Supporters of a coup in Niger have attacked the headquarters of the ousted president’s party, setting it on fire and stoning and burning cars outside.
The small group of arsonists had broken away from a larger show of support for the coup leaders outside parliament, where Russian flags were on show.
The army has now given its backing to the troops who took President Mohamed Bazoum captive on Wednesday.
Russia joined other countries and the UN in calling for Mr Bazoum’s release.
The 64-year-old, who was elected as Niger’s president two years ago, is a key Western ally in the fight against Islamist militants in West Africa.
The US and France, the former colonial power, both have military bases in the uranium-rich country – and have condemned the coup.
US Secretary of State Antony Blinken called up Mr Bazoum promising Washington’s “unwavering support”.
Mr Bazoum took to Twitter on Thursday morning to issue a defiant statement: “The hard-won achievements will be safeguarded. All Nigeriens who love democracy and freedom will see to it.”
His foreign minister has also been trying to rally support and urge dialogue, but the army chief of staff said he was backing the takeover to avoid fighting within the armed forces.
It remains unclear who is really in charge of Niger as the junta has not announced its leader.
State TV has been repeating the late-night coup announcement interspersed with patriot music and Quranic verses – and its usual lunchtime news bulletin was not aired.
But in the capital, Niamey, shops and markets opened for business and after delays due to heavy rain early in the morning, coup supporters took to the streets.
The hundreds who gathered outside the National Assembly had some Russian flags, while others held up hand-written signs saying: “Down with France” and “Foreign bases out”.
Police later fired tear gas to disperse those who had gone to the headquarters of the ruling party, where party activists ran away when they saw the protesters coming.
Some people were injured in the fracas and the burnt-out carcasses of vehicles now surround the PNDS Tarraya party building.
The coup supporters accuse the party of corruption and not doing enough to improve the security situation and end the long-running jihadist insurgency.
Two neighbouring countries, Mali and Burkina Faso, have experienced coups triggered by Islamist uprisings in recent years.
In both countries the new military leaders have moved closer to Russia after falling out with France.

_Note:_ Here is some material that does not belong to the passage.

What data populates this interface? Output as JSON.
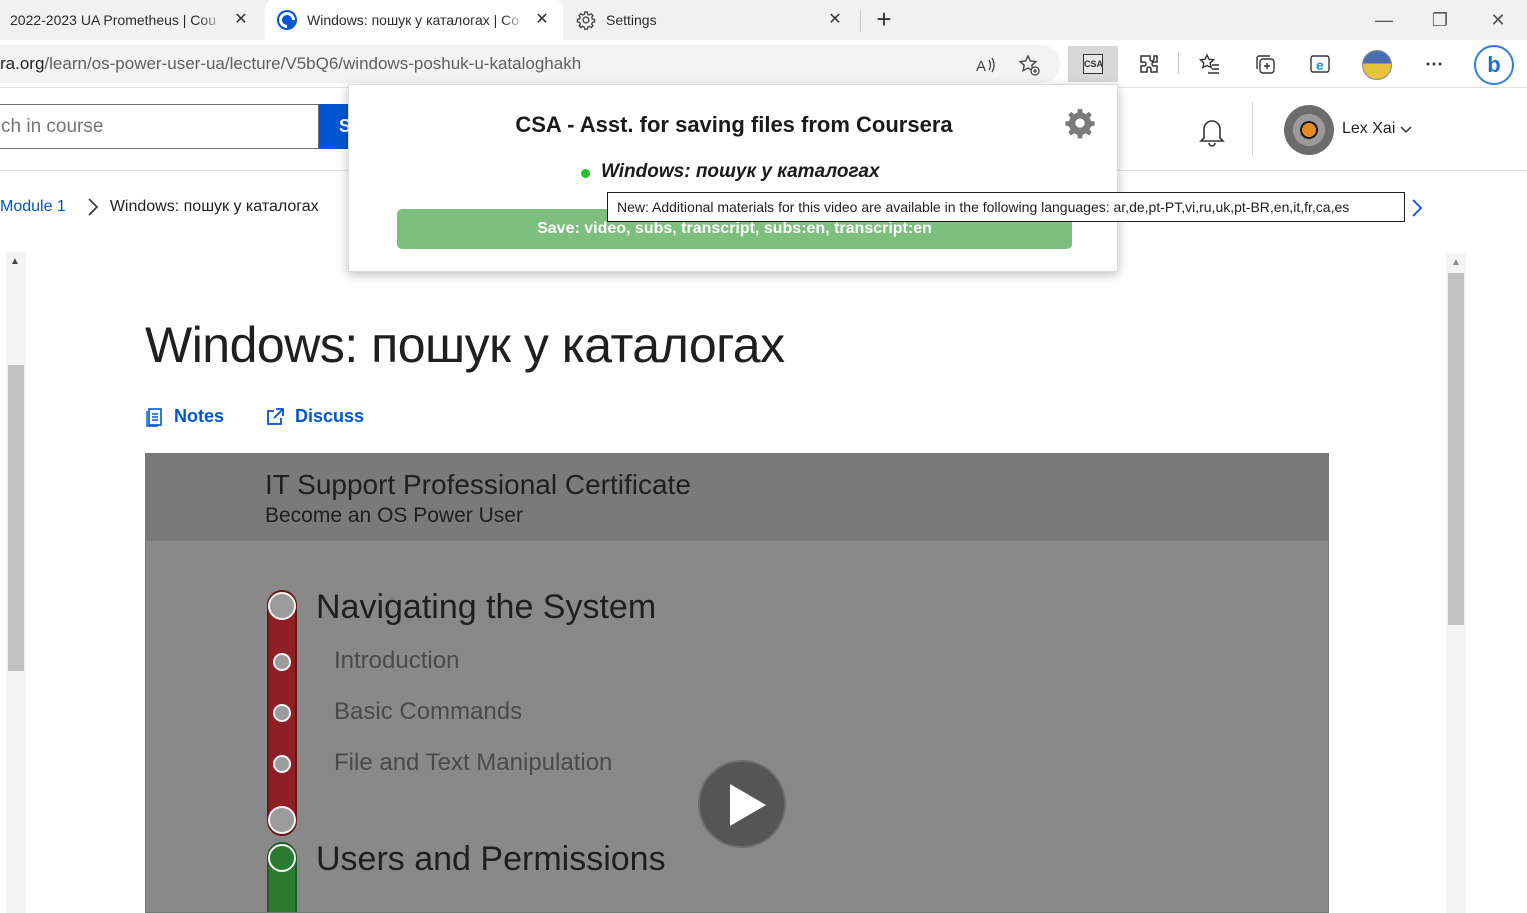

“I hope they will install good security in the city and help us to achieve better conditions, because we have good resources. I don’t care if they just want to follow Burkina Faso or Mali,” Djibo, a supporter of the coup, told the BBC.
A number of well-known pro-Kremlin commentators on Telegram – one of the few major social media platforms not banned in Russia – have been posting comments in support of the coup, saying it is an opportunity for Russia and Wagner to get into Niger.
For the moment, there is no evidence of any Russian involvement in this takeover. Russian Foreign Minister Sergei Lavrov said constitutional order in Niger should be restored, Reuters says, quoting Russia’s state-owned Tass news agency.
Some civil society groups in Niger have been calling for a move away from France and towards Russia in recent weeks.
The junta has reprimanded France for violating the closure of the country’s borders after a military plane landed at an air-force base on Thursday morning.